I am just getting into selling my own products from my site so I would love a visit to my store when I get more products in there! Try to keep cool handmade products made by bloggers on your mind when shopping for gifts, even though it can be easier to just jump on Amazon most of the time. You know, like with this ad at the bottom, (wink, wink). I love my Amazon Prime as much as the next guy; holler hypocrite if you like.
I very rarely write sponsored posts because I find them icky. I don't want to cheapen my opinion of stuff I truly do love by flooding my blog with a bunch of forced b.s. about things I got paid to write about. However, if you have a friend who does write them, doing the 'click and pretend read' thing I talked about earlier can help them out because higher traffic helps attract sponsors.
Just in case I am a blogger you love and want to support, below and on the right are a few of my favorite things for you to check out. The right middle one is Adsense, which will show up differently for everyone, and the others are all affiliate links for which I may be compensated at no extra cost to you.
Do you hate coats for toddlers ages 9 to 36 months?
I will spare you the cheesy infomercial video, and quickly describe a few scenes all toddler moms know too well.
Busy Mom's Toddler Coat *More Prints Available
Tired of getting your toddler's coat on and off to put her in the car seat? Here is your solution!
This beautifully soft minky coat/blanket combo with warm fleece lining is simple to use.
This is the ideal coat for ages 9-24 months who are taken in and out of the car frequently. It keeps them warm in the car, does not have to be removed to buckle them into the car seat, and wraps around them quickly and easily when you take them out.
THIS INTRODUCTORY PRICE WILL NOT LAST LONG! BUY NOW!
After dealing with this for seventeen years, I finally created a solution just as my youngest child got almost too big for it! I have made regular ponchos for my last couple girls that helped the problem, but the back of the ponchos were still in the way to put them in the car seats. Also, the back fell down on their heads if you flipped it up, and their hands were trapped underneath.

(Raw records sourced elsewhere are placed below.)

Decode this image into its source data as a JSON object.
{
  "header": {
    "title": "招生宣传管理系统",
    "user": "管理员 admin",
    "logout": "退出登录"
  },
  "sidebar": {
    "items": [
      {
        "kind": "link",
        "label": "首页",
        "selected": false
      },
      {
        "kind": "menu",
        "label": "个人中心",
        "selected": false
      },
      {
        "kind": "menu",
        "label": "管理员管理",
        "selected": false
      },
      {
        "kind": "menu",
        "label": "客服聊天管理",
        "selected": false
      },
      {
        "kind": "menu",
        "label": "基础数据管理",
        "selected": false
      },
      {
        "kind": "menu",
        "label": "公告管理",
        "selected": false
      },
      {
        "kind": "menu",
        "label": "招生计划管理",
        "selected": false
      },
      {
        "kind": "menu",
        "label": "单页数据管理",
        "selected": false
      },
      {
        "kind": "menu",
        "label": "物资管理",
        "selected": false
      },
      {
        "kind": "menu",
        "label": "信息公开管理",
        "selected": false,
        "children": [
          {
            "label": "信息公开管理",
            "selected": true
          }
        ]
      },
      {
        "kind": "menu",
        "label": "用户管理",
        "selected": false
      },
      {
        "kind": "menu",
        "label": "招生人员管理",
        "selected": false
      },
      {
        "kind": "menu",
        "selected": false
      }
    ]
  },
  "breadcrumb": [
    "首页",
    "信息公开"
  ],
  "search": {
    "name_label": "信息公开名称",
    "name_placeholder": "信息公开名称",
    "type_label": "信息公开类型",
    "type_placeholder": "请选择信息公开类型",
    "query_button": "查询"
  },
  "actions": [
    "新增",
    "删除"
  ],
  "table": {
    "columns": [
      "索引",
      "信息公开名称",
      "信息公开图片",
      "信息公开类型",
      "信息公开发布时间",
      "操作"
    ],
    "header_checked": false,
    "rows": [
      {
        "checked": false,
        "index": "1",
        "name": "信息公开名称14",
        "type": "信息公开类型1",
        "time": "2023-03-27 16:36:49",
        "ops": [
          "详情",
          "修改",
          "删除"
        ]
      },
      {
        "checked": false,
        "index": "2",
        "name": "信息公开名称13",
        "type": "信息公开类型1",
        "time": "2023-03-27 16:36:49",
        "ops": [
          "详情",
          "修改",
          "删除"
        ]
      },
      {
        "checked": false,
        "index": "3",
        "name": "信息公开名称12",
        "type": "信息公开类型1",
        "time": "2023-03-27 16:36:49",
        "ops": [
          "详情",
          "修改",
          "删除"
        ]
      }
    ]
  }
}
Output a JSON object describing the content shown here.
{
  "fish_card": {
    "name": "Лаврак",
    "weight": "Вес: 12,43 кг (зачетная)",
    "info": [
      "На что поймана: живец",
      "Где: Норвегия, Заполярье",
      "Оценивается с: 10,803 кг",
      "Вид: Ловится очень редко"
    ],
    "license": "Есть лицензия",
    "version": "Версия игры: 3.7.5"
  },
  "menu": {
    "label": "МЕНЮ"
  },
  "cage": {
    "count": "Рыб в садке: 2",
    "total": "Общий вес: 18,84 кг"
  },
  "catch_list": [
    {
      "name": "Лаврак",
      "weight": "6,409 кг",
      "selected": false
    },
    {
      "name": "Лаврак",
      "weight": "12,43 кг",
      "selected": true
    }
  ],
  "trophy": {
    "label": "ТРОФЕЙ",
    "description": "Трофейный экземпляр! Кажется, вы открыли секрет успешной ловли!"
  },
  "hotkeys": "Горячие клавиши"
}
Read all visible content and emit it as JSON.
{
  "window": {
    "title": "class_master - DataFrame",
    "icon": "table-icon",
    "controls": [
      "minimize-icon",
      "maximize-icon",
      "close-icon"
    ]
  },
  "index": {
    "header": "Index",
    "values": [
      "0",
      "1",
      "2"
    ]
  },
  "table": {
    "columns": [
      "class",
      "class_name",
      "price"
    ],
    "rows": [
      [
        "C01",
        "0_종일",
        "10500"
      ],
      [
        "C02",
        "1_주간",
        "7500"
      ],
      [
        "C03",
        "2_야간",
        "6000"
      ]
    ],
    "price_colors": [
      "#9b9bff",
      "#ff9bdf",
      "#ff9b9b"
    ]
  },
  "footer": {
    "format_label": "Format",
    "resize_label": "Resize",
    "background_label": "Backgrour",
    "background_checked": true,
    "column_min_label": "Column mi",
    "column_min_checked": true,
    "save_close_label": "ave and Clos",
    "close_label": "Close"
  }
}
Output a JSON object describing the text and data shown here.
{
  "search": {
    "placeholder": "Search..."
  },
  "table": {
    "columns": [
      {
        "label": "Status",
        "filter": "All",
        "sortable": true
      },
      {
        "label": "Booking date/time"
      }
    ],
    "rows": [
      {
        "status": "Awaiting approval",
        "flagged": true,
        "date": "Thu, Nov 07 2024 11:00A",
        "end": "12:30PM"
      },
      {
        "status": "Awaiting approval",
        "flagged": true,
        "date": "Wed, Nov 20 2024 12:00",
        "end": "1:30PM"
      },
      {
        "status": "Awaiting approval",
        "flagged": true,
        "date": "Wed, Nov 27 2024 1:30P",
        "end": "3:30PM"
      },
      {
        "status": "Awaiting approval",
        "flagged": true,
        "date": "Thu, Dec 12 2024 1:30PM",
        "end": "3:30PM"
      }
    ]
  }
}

They pushed them off just like they would a coat or blanket.
I decided the back had to go!
The Busy Mom's Toddler coat is completely open in the back so it isn't in the way to put the toddler in the car. When the toddler is taken out of the car, the sides wrap around the back to cover their entire body, head to toe. My favorite part was discovering that since my daughter didn't feel the blast of cold when I opened the door, I could take her inside and she would stay asleep using this!
When it is time to go back in the car, just unwrap the sides, place the child in the seat, and buckle the straps underneath the blanket. Finally, fasten the snaps along each edge around each wrist to free their hands, making the child unable to push it off. If the child is irritated by the hood, it can be taken off towards the back, but keeps the blanket over the rest of the child even more securely.
I am the mother of seven children ranging from teens to a toddler, living out in the middle of nowhere, USA. I aim to hone the craft of giving advice without pretending to have this whole mom thing figured out. I am Christian, but not the really nice kind that is good at it. I am also conservative, but I promise not to be in your face with political agendas very often. I like to infuse humor into my writing, so don't freak out if you are offended or appalled by what you read here. There is a very fine line between serious advice and sarcastic hyperbole.